My sister-in-law, Manda, visited us from Washington during Thanksgiving. Ben and I had the luxury of going out with her and her fiancé one evening, while my in-laws watched the kids. Over dinner, we caught up and she asked me about my blog. She mentioned that she thought I was becoming a better writer. I appreciated the compliment not because I want to be a better writer, but because I hope to become a better communicator.
There is nothing like writing daily that makes you realize how lacking your vocabulary is. About 75% of my conversation consists of the words “dude,” “word,” and “rad.” And while those phrases are sufficient to manage most of my daily exchanges, it might be nice to mix things up with the occasional “I concur.”
Writing is making it painfully obvious how lacking I am in the talking department. If I actually counted how many times I utter “like” in a day, my head would, like, explode. Since I am hoping to earn a teaching degree, talking is a skill I might want to improve upon.
I’m sure writers have always utilized the thesaurus, but modern writers have the advantage of having it a click away. For giggles, while typing this post, I checked for synonyms for dude- guy, fellow, man. As silly as it sounds, in terms of communication, there is a difference. Is that fellow across the room just some guy or is he my dude?

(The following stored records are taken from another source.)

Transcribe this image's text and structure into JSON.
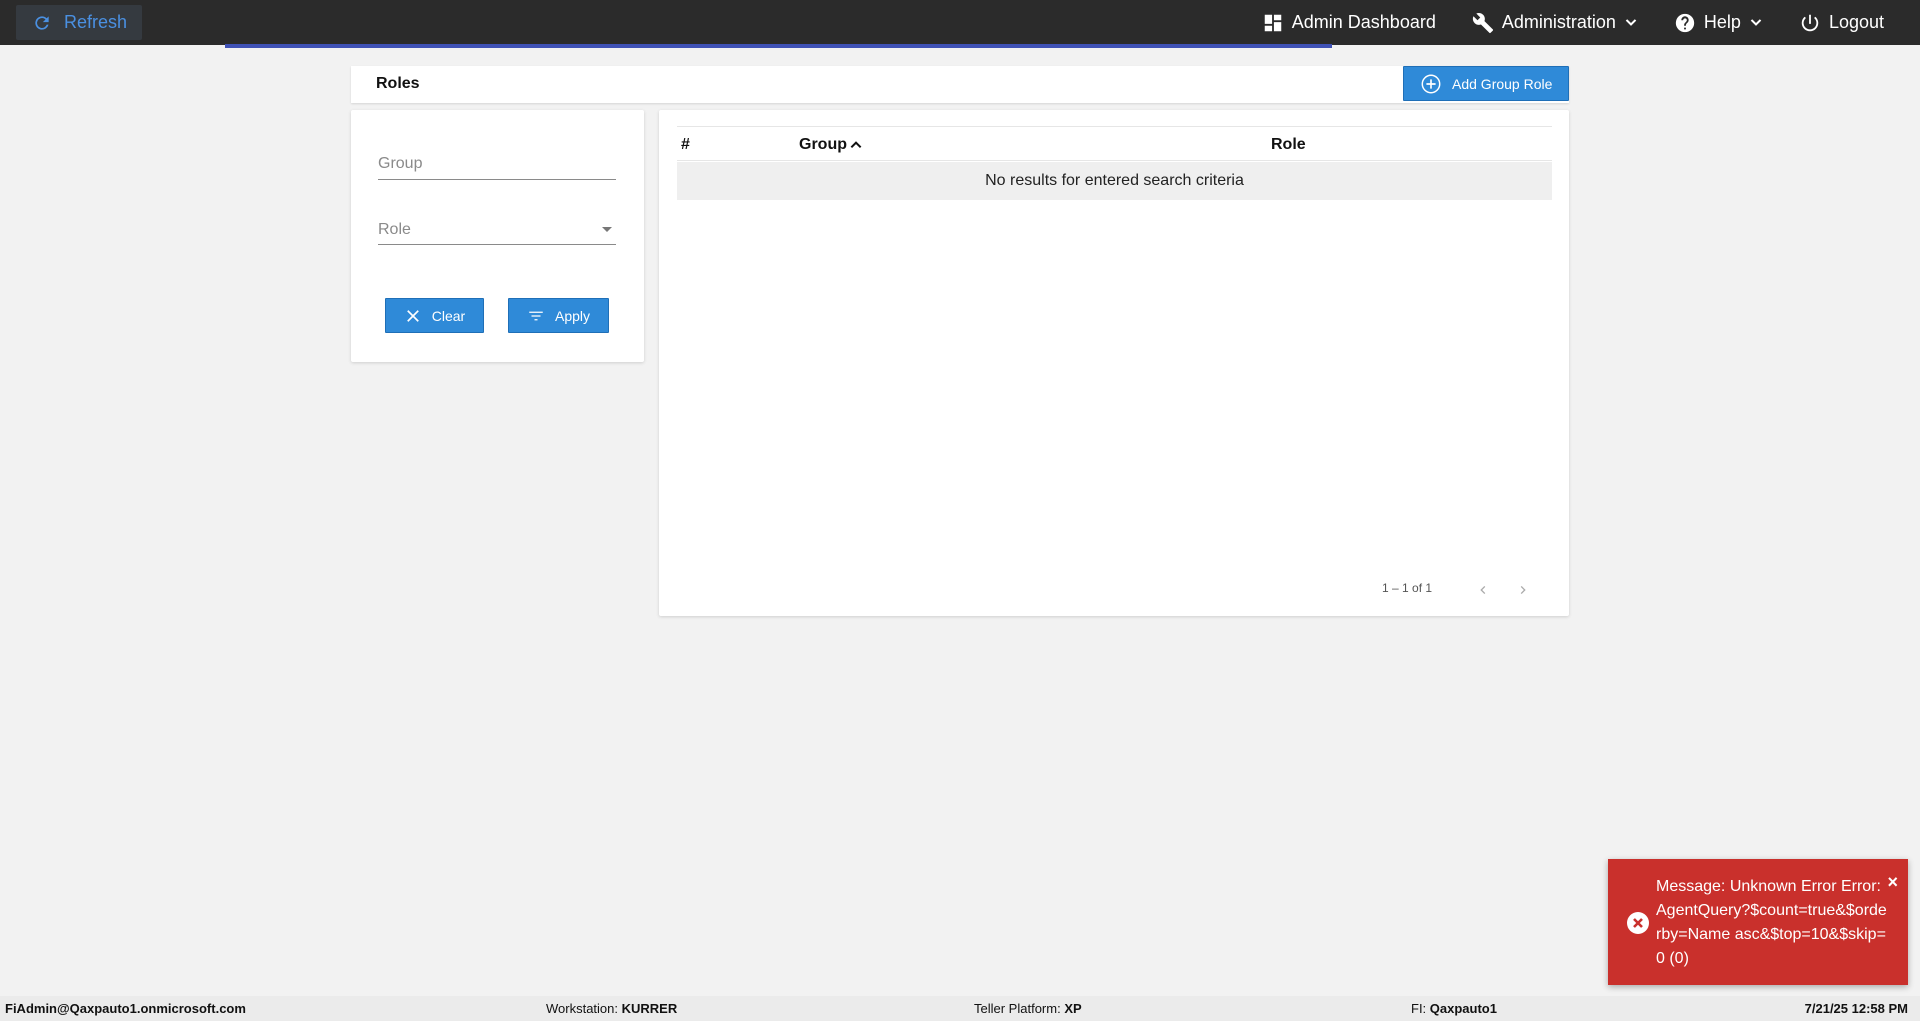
{
  "topbar": {
    "refresh_label": "Refresh",
    "nav": {
      "admin_dashboard": "Admin Dashboard",
      "administration": "Administration",
      "help": "Help",
      "logout": "Logout"
    }
  },
  "page": {
    "title": "Roles",
    "add_button_label": "Add Group Role"
  },
  "filters": {
    "group_placeholder": "Group",
    "role_placeholder": "Role",
    "clear_label": "Clear",
    "apply_label": "Apply"
  },
  "table": {
    "columns": [
      "#",
      "Group",
      "Role"
    ],
    "empty_message": "No results for entered search criteria",
    "pagination": "1 – 1 of 1"
  },
  "toast": {
    "message": "Message: Unknown Error Error: AgentQuery?$count=true&$orderby=Name asc&$top=10&$skip=0 (0)",
    "close": "×"
  },
  "statusbar": {
    "user": "FiAdmin@Qaxpauto1.onmicrosoft.com",
    "workstation_label": "Workstation: ",
    "workstation_value": "KURRER",
    "platform_label": "Teller Platform: ",
    "platform_value": "XP",
    "fi_label": "FI: ",
    "fi_value": "Qaxpauto1",
    "datetime": "7/21/25 12:58 PM"
  },
  "colors": {
    "topbar": "#2b2b2b",
    "accent": "#2f8ad8",
    "progress": "#3f51b5",
    "error": "#c9302c"
  }
}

Vocabulary should not be wielded as a method to prove your intellect. It is used to express the exact nature of your feelings. To describe a setting in detail, so the reader or listener experiences your tale with you. I feel like I’ve gotten lazy with words. Why say exactly what I mean, when I can kind of sort of tell you what I’m thinking? It’s a lot easier. I still myself structuring my sentences in the exact same way, line after line. Utilizing a broad vocabulary is not natural to me. I struggle not to lean on clichés.
But I think the exercise of writing is helping me to be more conscious of these things. I try harder to find the words to say what I mean, even if I fail from time to time and spew forth ramblings without thought. I haven’t eliminated rad from my conversations, but I’ll throw in an occasional awesome to keep it fresh.
Still, if in a few years, your first grader responds with “word” when you tell him grandma is coming over for a visit, you might want to have a talk with his new teacher. Call her “dude” so she knows you speak on her level.